By Māni Dunlop of rnz.co.nz
A Māori man says he was left upset and frustrated after aviation security at Auckland Airport would not let him bring his walking stick onto the plane because they said it had Māori carvings and could be used as a weapon.
Piripi Winiata a consultant and Pāpā, no Ngāti Kahungunu and Rongomaiwahine, was gifted a tiripou when he graduated from a prestigious Māori language academy at the weekend.
Walking through security on Tuesday afternoon with his baby boy on his hip, Mr Winiata was catching his flight home to Wellington after his graduation.
But the 29-year-old and his son missed the flight after security guards decided his new tiripou - a carved walking stick - was a risk to other passengers and the security person said she saw it as "mini-taiaha".
"I explained to her 'oh no it's not a taiaha, a taiaha is much longer, a different shape, it's a tiripou it's a carved walking stick' and she said no you can't take it on.
"So I asked her if it was a regular walking stick as she knew it, would there be an issue with it and she said no, it's ok to take plain walking sticks on and I distinctly remember her saying plain walking sticks because when she said that, that is the point I knew there was a real issue here.
"I asked if the only difference between a plain walking stick and tiripou was the carving and she said 'yes it's a mini-taiaha'," he said.
Mr Winiata said he became upset and tried to explain to her that it's a racist policy if the only difference she is making is the carvings and concluding based on that, that it could be used as a weapon.
"The real issue of what was happening there, she may or may not have been conscious that it was the message she was making, was to draw a connection between Māori culture and violence, and that for me was the real reason I was not willing to allow that to go unnoticed, because that is a really damaging view for us to have."
He said he apologised to the security person, who identified as Māori, and made clear that he was upset with the policy that was being implemented.
He had travelled from Wellington to Auckland with the tiripou and hadn't had an issue taking it through security so was confused with the inconsistency security had in applying their policy.
The tiripou which features carvings of his tīpuna or ancestors was a gift from his whānau for completing one of the most exclusive and top Māori language courses, Te Panekiretanga o te reo Māori.
Mr Winiata said walking into that experience was a huge contrast from the weekend's events where there was "great understanding of tikanga Māori".
He said he stood up for what he believed in because he knew it wasn't right - he said for him it was important for his son to see that you could do that despite what felt like swimming against the current in situations.
"I would rather him see that than grow up seeing me bow out when I encounter racism."
Mr Winiata has written a letter to the Aviation Security Services explaining how the situation made him feel as well as making recommendations for them to improve their policies - he hasn't received a reply.
He wanted to create some urgency about making change.
"When I posted the experience on social media and I saw the number of Māori having the same experiences I realised this wasn't a one-off unique occurrence ... and there need to be changes to prevent this from happening again."
'An obvious example of racism'
Māori rights lawyer Kingi Snelgar agreed and said it was a racist and discriminatory experience and said he hoped change would be made.
"Piripi is someone who is able to handle himself and ask the right questions why the tiripou wasn't allowed through, but what if this was a kaumātua who wasn't aware of their rights?
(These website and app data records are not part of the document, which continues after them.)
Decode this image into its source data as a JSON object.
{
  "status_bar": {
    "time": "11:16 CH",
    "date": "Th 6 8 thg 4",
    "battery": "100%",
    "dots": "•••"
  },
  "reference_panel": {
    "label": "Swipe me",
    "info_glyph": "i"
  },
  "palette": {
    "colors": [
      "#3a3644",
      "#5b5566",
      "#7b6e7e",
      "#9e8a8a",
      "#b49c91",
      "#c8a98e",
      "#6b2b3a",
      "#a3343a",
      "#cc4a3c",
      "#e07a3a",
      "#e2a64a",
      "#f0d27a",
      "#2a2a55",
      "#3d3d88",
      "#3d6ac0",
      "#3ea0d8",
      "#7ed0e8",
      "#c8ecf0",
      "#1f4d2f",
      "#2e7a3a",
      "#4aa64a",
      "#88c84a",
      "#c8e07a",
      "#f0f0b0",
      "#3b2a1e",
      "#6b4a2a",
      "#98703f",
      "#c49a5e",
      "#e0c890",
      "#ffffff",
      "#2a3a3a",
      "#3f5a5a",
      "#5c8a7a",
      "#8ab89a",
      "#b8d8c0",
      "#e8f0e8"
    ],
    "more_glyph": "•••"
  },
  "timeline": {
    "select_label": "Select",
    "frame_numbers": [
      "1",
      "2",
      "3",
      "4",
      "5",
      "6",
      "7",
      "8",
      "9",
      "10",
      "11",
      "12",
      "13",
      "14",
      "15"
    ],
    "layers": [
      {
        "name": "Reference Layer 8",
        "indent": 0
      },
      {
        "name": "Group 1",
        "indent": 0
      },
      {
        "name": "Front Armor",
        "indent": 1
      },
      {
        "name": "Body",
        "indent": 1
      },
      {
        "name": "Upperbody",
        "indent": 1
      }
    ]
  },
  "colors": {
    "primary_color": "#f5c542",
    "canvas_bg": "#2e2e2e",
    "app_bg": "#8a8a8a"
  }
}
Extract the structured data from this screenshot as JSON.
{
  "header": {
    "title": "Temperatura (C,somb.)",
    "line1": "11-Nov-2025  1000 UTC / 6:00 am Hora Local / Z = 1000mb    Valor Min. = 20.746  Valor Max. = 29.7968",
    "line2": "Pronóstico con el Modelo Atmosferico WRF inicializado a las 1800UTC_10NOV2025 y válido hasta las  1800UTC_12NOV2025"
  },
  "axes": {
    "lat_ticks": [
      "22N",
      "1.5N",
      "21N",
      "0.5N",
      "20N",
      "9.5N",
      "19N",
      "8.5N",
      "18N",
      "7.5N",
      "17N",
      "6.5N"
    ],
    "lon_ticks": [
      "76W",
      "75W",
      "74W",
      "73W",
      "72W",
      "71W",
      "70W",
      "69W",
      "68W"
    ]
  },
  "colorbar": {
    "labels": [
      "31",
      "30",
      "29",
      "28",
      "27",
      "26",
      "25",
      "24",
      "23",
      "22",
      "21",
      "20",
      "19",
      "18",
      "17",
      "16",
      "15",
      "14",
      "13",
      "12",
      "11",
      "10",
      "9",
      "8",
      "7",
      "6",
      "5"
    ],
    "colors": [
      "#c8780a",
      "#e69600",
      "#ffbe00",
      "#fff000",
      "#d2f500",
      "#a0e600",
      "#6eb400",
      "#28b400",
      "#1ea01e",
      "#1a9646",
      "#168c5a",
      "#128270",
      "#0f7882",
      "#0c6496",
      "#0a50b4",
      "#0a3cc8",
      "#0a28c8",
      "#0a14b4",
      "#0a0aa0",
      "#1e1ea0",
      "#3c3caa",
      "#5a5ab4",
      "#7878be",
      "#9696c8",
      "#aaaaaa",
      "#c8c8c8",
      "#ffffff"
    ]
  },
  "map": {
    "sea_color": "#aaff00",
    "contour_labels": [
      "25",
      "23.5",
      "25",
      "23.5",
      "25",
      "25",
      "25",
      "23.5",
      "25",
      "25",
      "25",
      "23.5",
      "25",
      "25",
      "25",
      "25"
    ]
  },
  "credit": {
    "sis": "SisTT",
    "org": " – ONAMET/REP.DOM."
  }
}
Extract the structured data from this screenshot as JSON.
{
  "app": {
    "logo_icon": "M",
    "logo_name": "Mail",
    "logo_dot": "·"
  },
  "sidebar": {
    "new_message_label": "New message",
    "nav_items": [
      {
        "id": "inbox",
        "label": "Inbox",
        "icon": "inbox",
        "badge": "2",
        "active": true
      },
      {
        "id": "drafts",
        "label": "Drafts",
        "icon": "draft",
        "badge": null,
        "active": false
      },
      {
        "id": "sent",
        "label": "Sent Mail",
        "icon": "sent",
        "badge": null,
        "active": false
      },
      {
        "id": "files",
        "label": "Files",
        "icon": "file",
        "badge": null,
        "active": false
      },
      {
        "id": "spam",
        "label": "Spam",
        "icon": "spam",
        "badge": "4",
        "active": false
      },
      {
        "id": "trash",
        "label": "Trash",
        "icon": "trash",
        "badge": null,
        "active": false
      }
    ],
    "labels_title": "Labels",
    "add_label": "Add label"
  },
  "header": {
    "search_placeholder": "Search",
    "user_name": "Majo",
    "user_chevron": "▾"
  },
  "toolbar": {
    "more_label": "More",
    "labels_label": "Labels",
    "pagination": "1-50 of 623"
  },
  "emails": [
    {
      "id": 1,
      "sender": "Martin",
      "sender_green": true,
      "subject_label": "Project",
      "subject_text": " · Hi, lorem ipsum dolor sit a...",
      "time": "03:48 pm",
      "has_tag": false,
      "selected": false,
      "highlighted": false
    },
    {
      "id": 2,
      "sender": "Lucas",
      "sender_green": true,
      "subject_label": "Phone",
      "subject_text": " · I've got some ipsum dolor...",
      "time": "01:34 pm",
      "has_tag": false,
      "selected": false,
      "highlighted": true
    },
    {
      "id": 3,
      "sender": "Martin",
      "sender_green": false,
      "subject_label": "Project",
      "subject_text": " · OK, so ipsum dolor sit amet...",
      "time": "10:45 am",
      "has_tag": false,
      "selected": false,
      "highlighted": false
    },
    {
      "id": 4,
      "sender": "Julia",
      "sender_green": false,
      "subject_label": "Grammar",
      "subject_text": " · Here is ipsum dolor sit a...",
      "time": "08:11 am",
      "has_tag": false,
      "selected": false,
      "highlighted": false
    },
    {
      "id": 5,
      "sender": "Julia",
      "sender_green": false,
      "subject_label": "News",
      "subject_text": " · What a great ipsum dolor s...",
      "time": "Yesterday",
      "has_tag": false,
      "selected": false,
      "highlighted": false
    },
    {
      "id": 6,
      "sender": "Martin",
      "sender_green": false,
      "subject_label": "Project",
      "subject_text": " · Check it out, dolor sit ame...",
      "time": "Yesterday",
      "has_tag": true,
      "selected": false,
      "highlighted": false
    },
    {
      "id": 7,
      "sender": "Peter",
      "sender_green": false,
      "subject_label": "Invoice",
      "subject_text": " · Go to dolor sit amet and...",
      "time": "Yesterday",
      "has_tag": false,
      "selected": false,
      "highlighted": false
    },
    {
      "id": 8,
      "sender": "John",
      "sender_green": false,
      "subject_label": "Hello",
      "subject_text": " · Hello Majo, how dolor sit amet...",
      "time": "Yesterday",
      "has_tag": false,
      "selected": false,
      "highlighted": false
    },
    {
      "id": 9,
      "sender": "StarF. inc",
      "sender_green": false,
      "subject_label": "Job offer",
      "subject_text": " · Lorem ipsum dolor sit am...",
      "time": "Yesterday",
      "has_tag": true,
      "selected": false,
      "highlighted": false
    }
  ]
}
It seems like an obvious example of racism and the justification for why he couldn't take it through wasn't good enough."
Mr Snelgar suggested training for frontline staff working at Airport security and an acknowledgement of this incident.
"It's [tiripou] not just a walking stick these things have a mauri, a life force, so there needs to be an acceptance that they were wrong and to correct the behaviour through training."
The Aviation Security Service, in a statement, said that it was required to prevent passengers taking onto aircraft blunt instruments which are capable of being used to cause serious injury.
It said walking sticks, when required for passenger mobility, were always allowed within the cabin, carved or otherwise.
"The presence of Māori carvings and the cultural significance of the item in question are not factors taken into account when determining if the item can be carried as cabin baggage."
It said it had reviewed the incident in question, including the review of video footage, and were comfortable that staff applied the policy correctly.
It did not clarify the inconsistency in implementing their policy as to why the tiripou was allowed to be taken through airport security in Wellington but not in Auckland.